Visitors to Fort Ontario State Historic Site today will see the star-shaped fort dating to the early 1840's with 1863 – 1873 improvements. The fort is currently open to the public, but is undergoing renovation to its two officer's quarters; one of which is furnished. There is a video of the rooms undergoing renovations as well as those parts of the fort which are difficult to access. Another video depicts how the officer's quarters and army offices appear when furnished.
Underground artillery casemates and rifle galleries, Powder Magazine, East and West Guardhouses, Storehouse, and ramparts, featuring magnificent views of Lake Ontario, are available for touring. The fourth and current Fort Ontario was built on the ruins of three earlier fortifications dating to the French and Indian War, Revolutionary War, and War of 1812; it was occupied by the U.S. Army through World War II.

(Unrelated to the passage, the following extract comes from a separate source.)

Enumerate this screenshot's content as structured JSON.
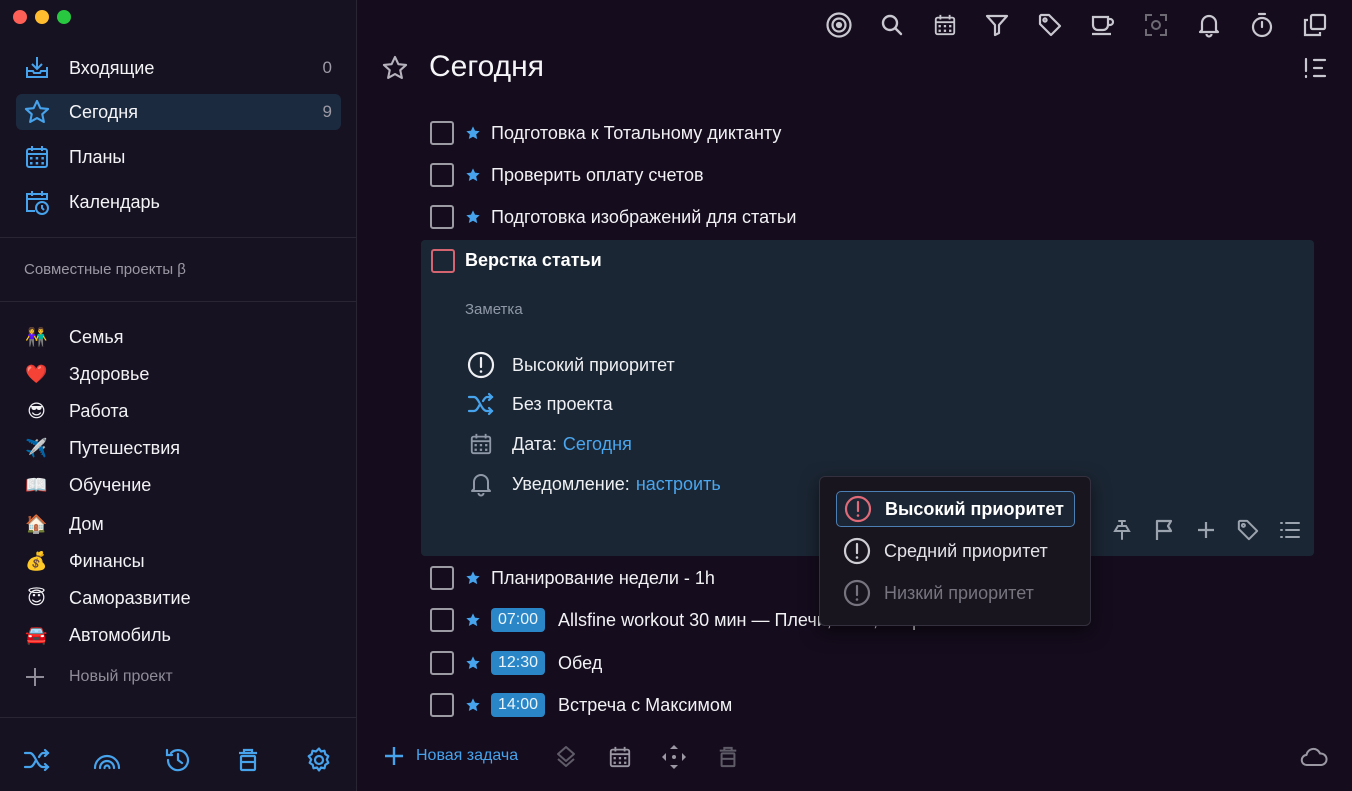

From 1944 – 1946 Fort Ontario served as the only refugee camp in the United States for victims of the Nazi Holocaust under the special order of President Franklin D. Roosevelt. A post cemetery containing the graves of 77 officers, soldiers, women, and children who served at Fort Ontario in war and peace is situated on the grounds.
In 1946 Fort Ontario was transferred to the State of New York and housed World War II veterans and their families until 1953; it opened as a state historic site in 1949.